Material for this exercise: Begin

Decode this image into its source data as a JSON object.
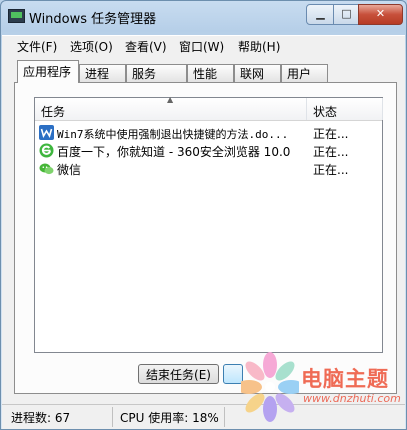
{
  "window": {
    "title": "Windows 任务管理器"
  },
  "menu": [
    {
      "label": "文件(F)"
    },
    {
      "label": "选项(O)"
    },
    {
      "label": "查看(V)"
    },
    {
      "label": "窗口(W)"
    },
    {
      "label": "帮助(H)"
    }
  ],
  "tabs": [
    {
      "label": "应用程序",
      "active": true
    },
    {
      "label": "进程"
    },
    {
      "label": "服务"
    },
    {
      "label": "性能"
    },
    {
      "label": "联网"
    },
    {
      "label": "用户"
    }
  ],
  "table": {
    "columns": [
      "任务",
      "状态"
    ],
    "rows": [
      {
        "task": "Win7系统中使用强制退出快捷键的方法.do...",
        "status": "正在...",
        "icon": "word-document-icon"
      },
      {
        "task": "百度一下，你就知道 - 360安全浏览器 10.0",
        "status": "正在...",
        "icon": "360-browser-icon"
      },
      {
        "task": "微信",
        "status": "正在...",
        "icon": "wechat-icon"
      }
    ]
  },
  "buttons": {
    "end_task": "结束任务(E)"
  },
  "status": {
    "processes": "进程数: 67",
    "cpu": "CPU 使用率: 18%"
  },
  "watermark": {
    "brand": "电脑主题",
    "url": "www.dnzhuti.com"
  },
  "colors": {
    "close_button": "#c7503b",
    "watermark_text": "#ef6b55"
  }
}
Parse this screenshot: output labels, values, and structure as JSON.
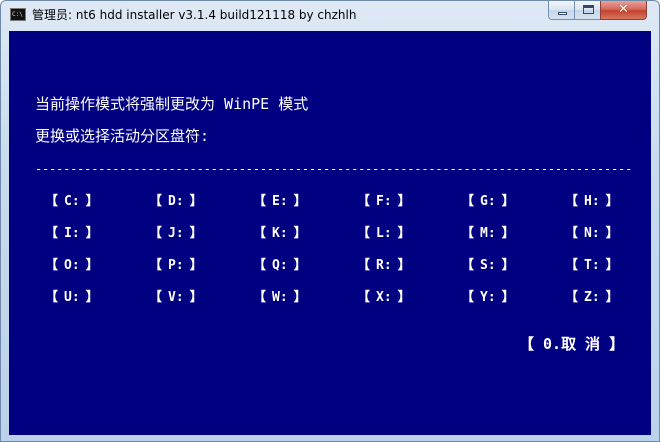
{
  "window": {
    "title": "管理员:  nt6 hdd installer v3.1.4 build121118 by chzhlh",
    "icon_text": "C:\\",
    "controls": {
      "minimize_icon": "minimize-icon",
      "maximize_icon": "maximize-icon",
      "close_label": "✕"
    }
  },
  "console": {
    "background": "#000080",
    "text_color": "#ffffff",
    "mode_line": "当前操作模式将强制更改为 WinPE 模式",
    "prompt_line": "更换或选择活动分区盘符:",
    "divider": "-----------------------------------------------------------------------------------------------",
    "bracket_open": "【",
    "bracket_close": "】",
    "drives": [
      [
        "C:",
        "D:",
        "E:",
        "F:",
        "G:",
        "H:"
      ],
      [
        "I:",
        "J:",
        "K:",
        "L:",
        "M:",
        "N:"
      ],
      [
        "O:",
        "P:",
        "Q:",
        "R:",
        "S:",
        "T:"
      ],
      [
        "U:",
        "V:",
        "W:",
        "X:",
        "Y:",
        "Z:"
      ]
    ],
    "cancel_label": "【 0.取 消 】"
  }
}
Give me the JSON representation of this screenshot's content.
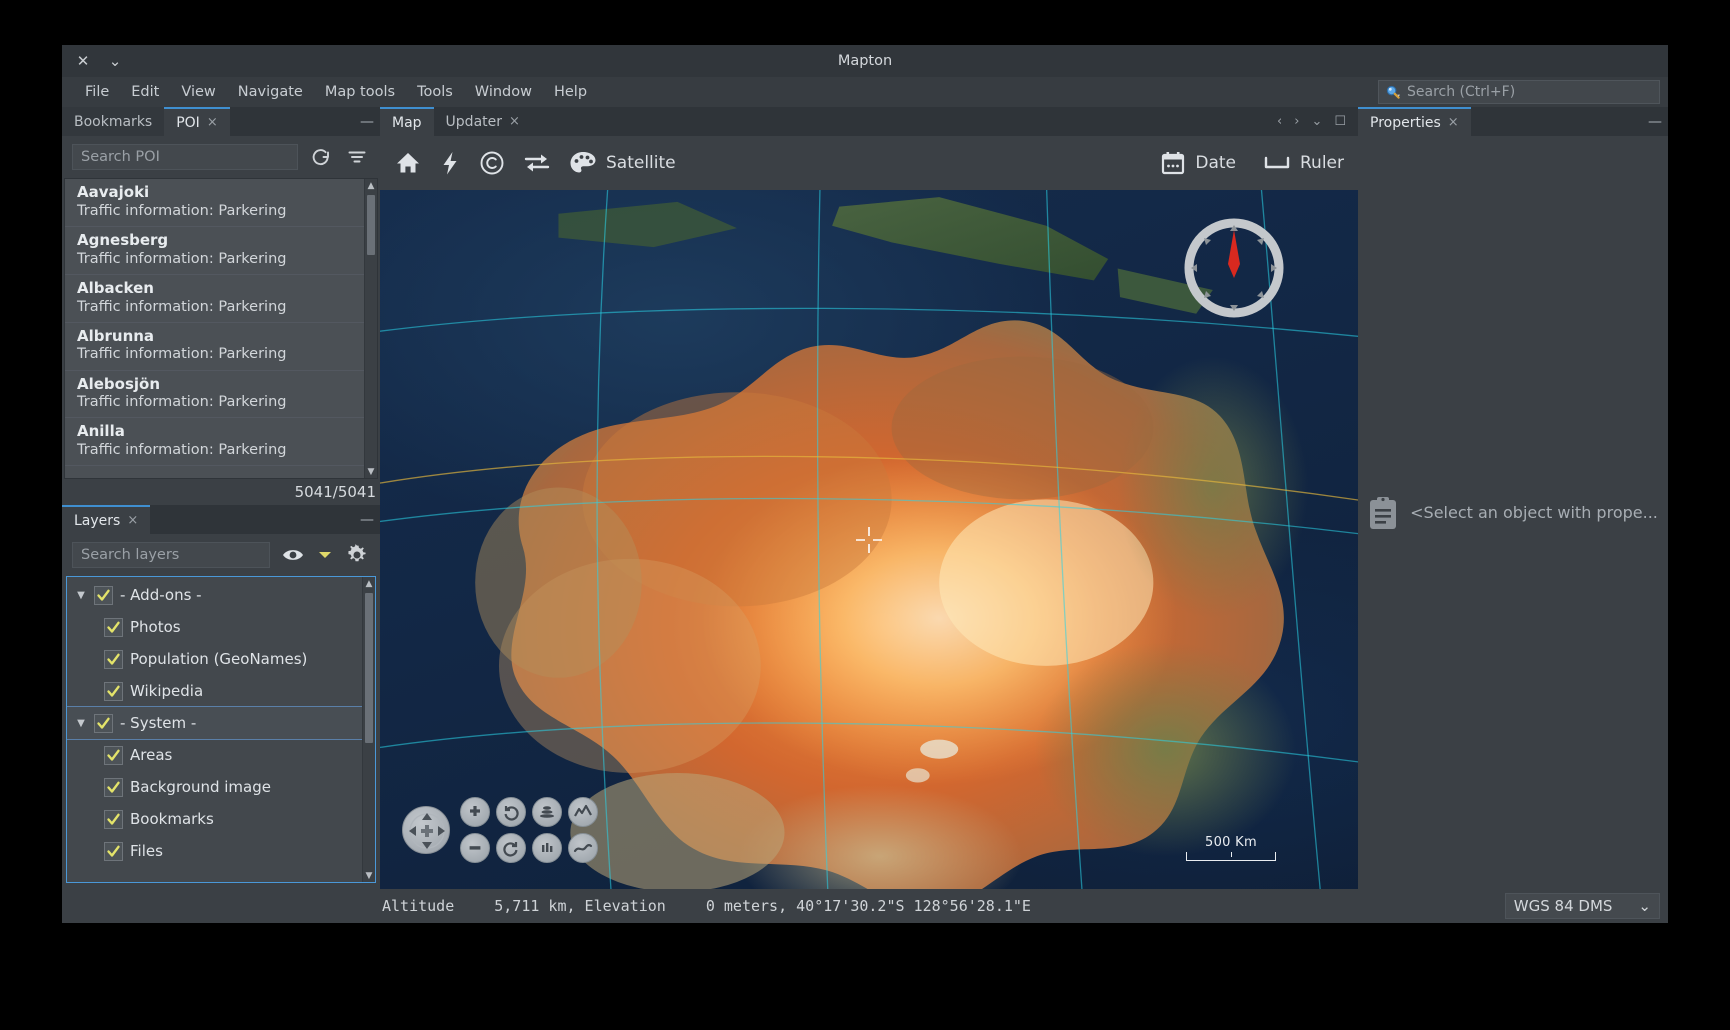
{
  "window": {
    "title": "Mapton",
    "close_label": "✕",
    "menu_label": "⌄"
  },
  "menubar": {
    "items": [
      "File",
      "Edit",
      "View",
      "Navigate",
      "Map tools",
      "Tools",
      "Window",
      "Help"
    ],
    "search": {
      "placeholder": "Search (Ctrl+F)",
      "icon": "search-icon"
    }
  },
  "left_panel": {
    "tabs": [
      {
        "label": "Bookmarks",
        "active": false,
        "closable": false
      },
      {
        "label": "POI",
        "active": true,
        "closable": true,
        "close_label": "×"
      }
    ],
    "minimize_label": "—",
    "search": {
      "placeholder": "Search POI"
    },
    "refresh_icon": "refresh-icon",
    "filter_icon": "filter-icon",
    "poi_items": [
      {
        "name": "Aavajoki",
        "desc": "Traffic information: Parkering"
      },
      {
        "name": "Agnesberg",
        "desc": "Traffic information: Parkering"
      },
      {
        "name": "Albacken",
        "desc": "Traffic information: Parkering"
      },
      {
        "name": "Albrunna",
        "desc": "Traffic information: Parkering"
      },
      {
        "name": "Alebosjön",
        "desc": "Traffic information: Parkering"
      },
      {
        "name": "Anilla",
        "desc": "Traffic information: Parkering"
      }
    ],
    "count": "5041/5041"
  },
  "layers_panel": {
    "tab": {
      "label": "Layers",
      "close_label": "×"
    },
    "minimize_label": "—",
    "search": {
      "placeholder": "Search layers"
    },
    "eye_icon": "eye-icon",
    "dropdown_icon": "chevron-down-icon",
    "settings_icon": "gear-icon",
    "tree": [
      {
        "label": "- Add-ons -",
        "level": 0,
        "checked": true,
        "expanded": true,
        "selected": false
      },
      {
        "label": "Photos",
        "level": 1,
        "checked": true,
        "expanded": null,
        "selected": false
      },
      {
        "label": "Population (GeoNames)",
        "level": 1,
        "checked": true,
        "expanded": null,
        "selected": false
      },
      {
        "label": "Wikipedia",
        "level": 1,
        "checked": true,
        "expanded": null,
        "selected": false
      },
      {
        "label": "- System -",
        "level": 0,
        "checked": true,
        "expanded": true,
        "selected": true
      },
      {
        "label": "Areas",
        "level": 1,
        "checked": true,
        "expanded": null,
        "selected": false
      },
      {
        "label": "Background image",
        "level": 1,
        "checked": true,
        "expanded": null,
        "selected": false
      },
      {
        "label": "Bookmarks",
        "level": 1,
        "checked": true,
        "expanded": null,
        "selected": false
      },
      {
        "label": "Files",
        "level": 1,
        "checked": true,
        "expanded": null,
        "selected": false
      }
    ]
  },
  "map_panel": {
    "tabs": [
      {
        "label": "Map",
        "active": true,
        "closable": false
      },
      {
        "label": "Updater",
        "active": false,
        "closable": true,
        "close_label": "×"
      }
    ],
    "controls": [
      "‹",
      "›",
      "⌄",
      "☐"
    ],
    "toolbar": {
      "home_icon": "home-icon",
      "bolt_icon": "lightning-icon",
      "copyright_icon": "copyright-icon",
      "swap_icon": "swap-arrows-icon",
      "palette_icon": "palette-icon",
      "satellite_label": "Satellite",
      "date_icon": "calendar-icon",
      "date_label": "Date",
      "ruler_icon": "ruler-icon",
      "ruler_label": "Ruler"
    },
    "scale_label": "500 Km",
    "compass_icon": "compass-icon",
    "nav": {
      "pan_icon": "pan-pad-icon",
      "buttons": [
        "zoom-in-icon",
        "rotate-ccw-icon",
        "tilt-icon",
        "terrain-icon",
        "zoom-out-icon",
        "rotate-cw-icon",
        "elevation-icon",
        "horizon-icon"
      ]
    }
  },
  "properties_panel": {
    "tab": {
      "label": "Properties",
      "close_label": "×"
    },
    "minimize_label": "—",
    "icon": "clipboard-icon",
    "placeholder": "<Select an object with prope..."
  },
  "statusbar": {
    "altitude_label": "Altitude",
    "altitude_value": "5,711 km, Elevation",
    "position_value": "0 meters, 40°17'30.2\"S 128°56'28.1\"E",
    "coord_system": "WGS 84 DMS",
    "coord_chevron": "⌄"
  },
  "colors": {
    "accent": "#3f8fd0",
    "panel_bg": "#3b4045",
    "tab_bg": "#2f3439",
    "check": "#e3e36a",
    "tree_border": "#4a98d8",
    "compass_needle": "#d9291f"
  }
}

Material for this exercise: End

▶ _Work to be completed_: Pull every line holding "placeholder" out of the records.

▶ _Response below_:
      "placeholder": "Search (Ctrl+F)",
      "placeholder": "Search POI"
      "placeholder": "Search layers"
    "placeholder": "<Select an object with prope..."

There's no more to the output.